Dasatinib Induced Thrombotic Microangiopathy

Session Information

Category: Trainee Case Report

  • 1500 Onco-Nephrology

Authors

  • Flores Chang, Bessy Suyin, Zucker School of Medicine at Hofstra Northwell, Great Neck, New York, United States
  • Parikh, Rushang, Zucker School of Medicine at Hofstra Northwell, Great Neck, New York, United States
  • Wanchoo, Rimda, Zucker School of Medicine at Hofstra Northwell, Great Neck, New York, United States
  • Bijol, Vanesa, Zucker School of Medicine at Hofstra/Northwell, NY, Manhasset, New York, United States
  • Jhaveri, Kenar D., Zucker School of Medicine at Hofstra Northwell, Great Neck, New York, United States
Introduction
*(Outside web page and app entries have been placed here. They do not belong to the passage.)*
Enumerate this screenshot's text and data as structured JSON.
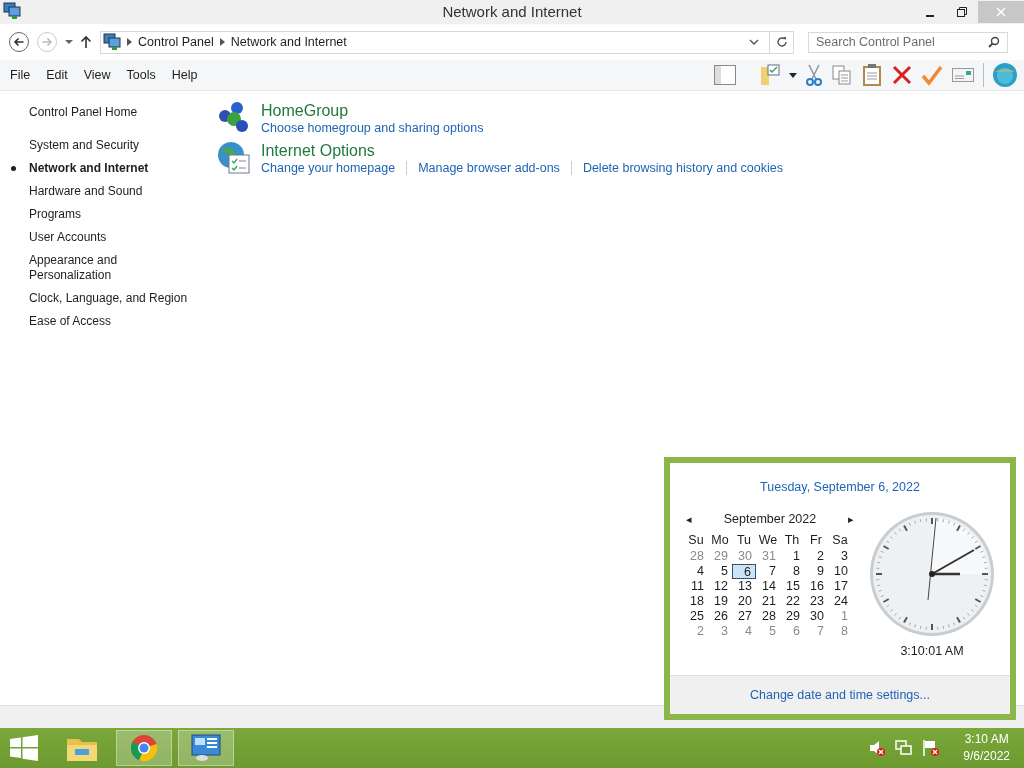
{
  "window": {
    "title": "Network and Internet"
  },
  "address_bar": {
    "breadcrumbs": [
      "Control Panel",
      "Network and Internet"
    ]
  },
  "search": {
    "placeholder": "Search Control Panel"
  },
  "menu": [
    "File",
    "Edit",
    "View",
    "Tools",
    "Help"
  ],
  "sidebar": {
    "home": "Control Panel Home",
    "items": [
      {
        "label": "System and Security",
        "selected": false
      },
      {
        "label": "Network and Internet",
        "selected": true
      },
      {
        "label": "Hardware and Sound",
        "selected": false
      },
      {
        "label": "Programs",
        "selected": false
      },
      {
        "label": "User Accounts",
        "selected": false
      },
      {
        "label": "Appearance and Personalization",
        "selected": false
      },
      {
        "label": "Clock, Language, and Region",
        "selected": false
      },
      {
        "label": "Ease of Access",
        "selected": false
      }
    ]
  },
  "categories": [
    {
      "title": "HomeGroup",
      "links": [
        "Choose homegroup and sharing options"
      ]
    },
    {
      "title": "Internet Options",
      "links": [
        "Change your homepage",
        "Manage browser add-ons",
        "Delete browsing history and cookies"
      ]
    }
  ],
  "calendar_popup": {
    "date_heading": "Tuesday, September 6, 2022",
    "month": "September 2022",
    "prev": "◂",
    "next": "▸",
    "weekdays": [
      "Su",
      "Mo",
      "Tu",
      "We",
      "Th",
      "Fr",
      "Sa"
    ],
    "days": [
      {
        "label": "28",
        "other_month": true,
        "selected": false
      },
      {
        "label": "29",
        "other_month": true,
        "selected": false
      },
      {
        "label": "30",
        "other_month": true,
        "selected": false
      },
      {
        "label": "31",
        "other_month": true,
        "selected": false
      },
      {
        "label": "1",
        "other_month": false,
        "selected": false
      },
      {
        "label": "2",
        "other_month": false,
        "selected": false
      },
      {
        "label": "3",
        "other_month": false,
        "selected": false
      },
      {
        "label": "4",
        "other_month": false,
        "selected": false
      },
      {
        "label": "5",
        "other_month": false,
        "selected": false
      },
      {
        "label": "6",
        "other_month": false,
        "selected": true
      },
      {
        "label": "7",
        "other_month": false,
        "selected": false
      },
      {
        "label": "8",
        "other_month": false,
        "selected": false
      },
      {
        "label": "9",
        "other_month": false,
        "selected": false
      },
      {
        "label": "10",
        "other_month": false,
        "selected": false
      },
      {
        "label": "11",
        "other_month": false,
        "selected": false
      },
      {
        "label": "12",
        "other_month": false,
        "selected": false
      },
      {
        "label": "13",
        "other_month": false,
        "selected": false
      },
      {
        "label": "14",
        "other_month": false,
        "selected": false
      },
      {
        "label": "15",
        "other_month": false,
        "selected": false
      },
      {
        "label": "16",
        "other_month": false,
        "selected": false
      },
      {
        "label": "17",
        "other_month": false,
        "selected": false
      },
      {
        "label": "18",
        "other_month": false,
        "selected": false
      },
      {
        "label": "19",
        "other_month": false,
        "selected": false
      },
      {
        "label": "20",
        "other_month": false,
        "selected": false
      },
      {
        "label": "21",
        "other_month": false,
        "selected": false
      },
      {
        "label": "22",
        "other_month": false,
        "selected": false
      },
      {
        "label": "23",
        "other_month": false,
        "selected": false
      },
      {
        "label": "24",
        "other_month": false,
        "selected": false
      },
      {
        "label": "25",
        "other_month": false,
        "selected": false
      },
      {
        "label": "26",
        "other_month": false,
        "selected": false
      },
      {
        "label": "27",
        "other_month": false,
        "selected": false
      },
      {
        "label": "28",
        "other_month": false,
        "selected": false
      },
      {
        "label": "29",
        "other_month": false,
        "selected": false
      },
      {
        "label": "30",
        "other_month": false,
        "selected": false
      },
      {
        "label": "1",
        "other_month": true,
        "selected": false
      },
      {
        "label": "2",
        "other_month": true,
        "selected": false
      },
      {
        "label": "3",
        "other_month": true,
        "selected": false
      },
      {
        "label": "4",
        "other_month": true,
        "selected": false
      },
      {
        "label": "5",
        "other_month": true,
        "selected": false
      },
      {
        "label": "6",
        "other_month": true,
        "selected": false
      },
      {
        "label": "7",
        "other_month": true,
        "selected": false
      },
      {
        "label": "8",
        "other_month": true,
        "selected": false
      }
    ],
    "time": "3:10:01 AM",
    "settings_link": "Change date and time settings..."
  },
  "taskbar": {
    "clock_time": "3:10 AM",
    "clock_date": "9/6/2022"
  }
}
Treatment of chronic myeloid leukemia (CML) is complex. With the development of tyrosine kinase inhibitors (TKI), disease control is now possible. Dasatinib, a second-generation TKI, has proven to be effective for the long-term treatment of CML. Nephrotic range proteinuria has been reported with this agent, however a kidney biopsy is rarely performed. We present a case of a patient with CML who developed nephrotic-range proteinuria after initiation of dasatinib therapy that resolved after changing treatment to Imatinib.

Case Description

A 48-year-old female with CML was started on dasatinib. Three months into treatment, her dose was increased. Two months later, she developed worsening hypertension, nephrotic range proteinuria (6gm/24 hours) and hypoalbuminemia (2.4g/dl). Her urinalysis was otherwise unremarkable. She had no laboratory signs of microangiopathic hemolytic anemia. She had not been on any other chemotherapy or targeted therapy. A kidney biopsy was performed. Pathological findings of kidney biopsy specimen by light microscopy and electron microscopy were consistent with acute and chronic thrombotic microangiopathy. There were no signs of podocyte injury. These pathological findings were compatible with renal-limited thrombotic microangiopathy induced by dasatinib. After change of treatment to imatinib(gleevac), levels of proteinuria dropped to less than 1gm/24 hours and she was taken off her blood pressure medications. Her CML is responding to imatinib.

Discussion

We present a case of acute kidney injury, hypertension and proteinuria that developed during treatment with dasatinib for CML. Pathological findings revealed endothelial injury consistent with a renal-limited thrombotic microangiopathy. Patient’s proteinuria and hypertension resolved after changing therapy from dasatinib to imatinib. These findings are suggestive of dasatinib as the culprit drug. We should be aware of this off-target adverse effects of dasatinib on the kidney.